I will declare the Lord’s decree.
He said to me, “You are my Son;
today I have become your Father.
Ask of me,
and I will make the nations your inheritance
and the ends of the earth your possession.
You will break them with an iron scepter;
you will shatter them like pottery.”
We could look at this whole psalm and considered it in its entirety since it all refers to the “Anointed” one of God (vs. 3). But for our purposes, these last few verses will suffice in considering what this psalm is about. What stands out right away is the relationship that the Messiah will have with God. The Lord says, “You are my Son” and “I have begotten you.” This is language that we see used exclusively of Jesus in the New Testament. Jesus is the only begotten of the Father and a Son of God. We also see that the Messiah will be a divisive person, separating the world into two groups: those who perish and those who are spared.
This dividing line is not a new one to Scripture but is one that becomes progressively more clear. From the beginning, there were those who were favored by God and those who were not. Those who were in the Ark, and those who drown. Those who were spared the deluge of the Red Sea, and those who weren’t. The examples go on and on. There are those who are enemies of God, but there are some who are spared and given grace. The Messiah, being begotten of God, continues in this pattern. There will be those who refuse to “Kiss the Son”, but there will be some who find Him to be a safe haven.

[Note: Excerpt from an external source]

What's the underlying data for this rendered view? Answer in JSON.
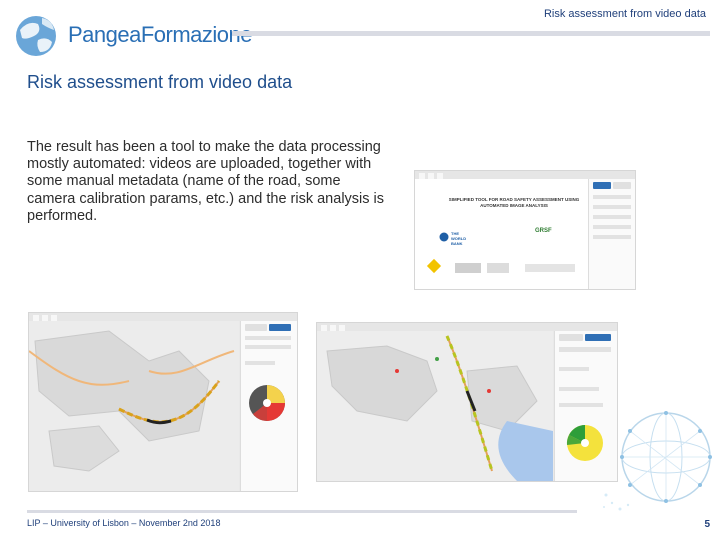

Consider it this way, if you have studied the passages with us for the last two weeks, you should be consistently seeing the glory of Jesus in them. If so, your heart has been encouraged and uplifted by the verses and their promises, and I hope they have increased your desire to reread the Nativity Story on Christmas Day. However, if these passages have only served to frustrate you, irritate you, and convince you that Jesus is not the Messiah, then it is unlikely that you see any purpose in meditating on Jesus at all. These passages have been used by God to draw a dividing line among us. We either bow our knee to Him and kiss the ring, or we refuse, but those who refuse will not be spared from His wrath.
God only promises to protect those who are “in the Ark”, those who are “in Christ.” Unless we “serve the Lord” and find refuge in Him, the wrath will come and we will perish.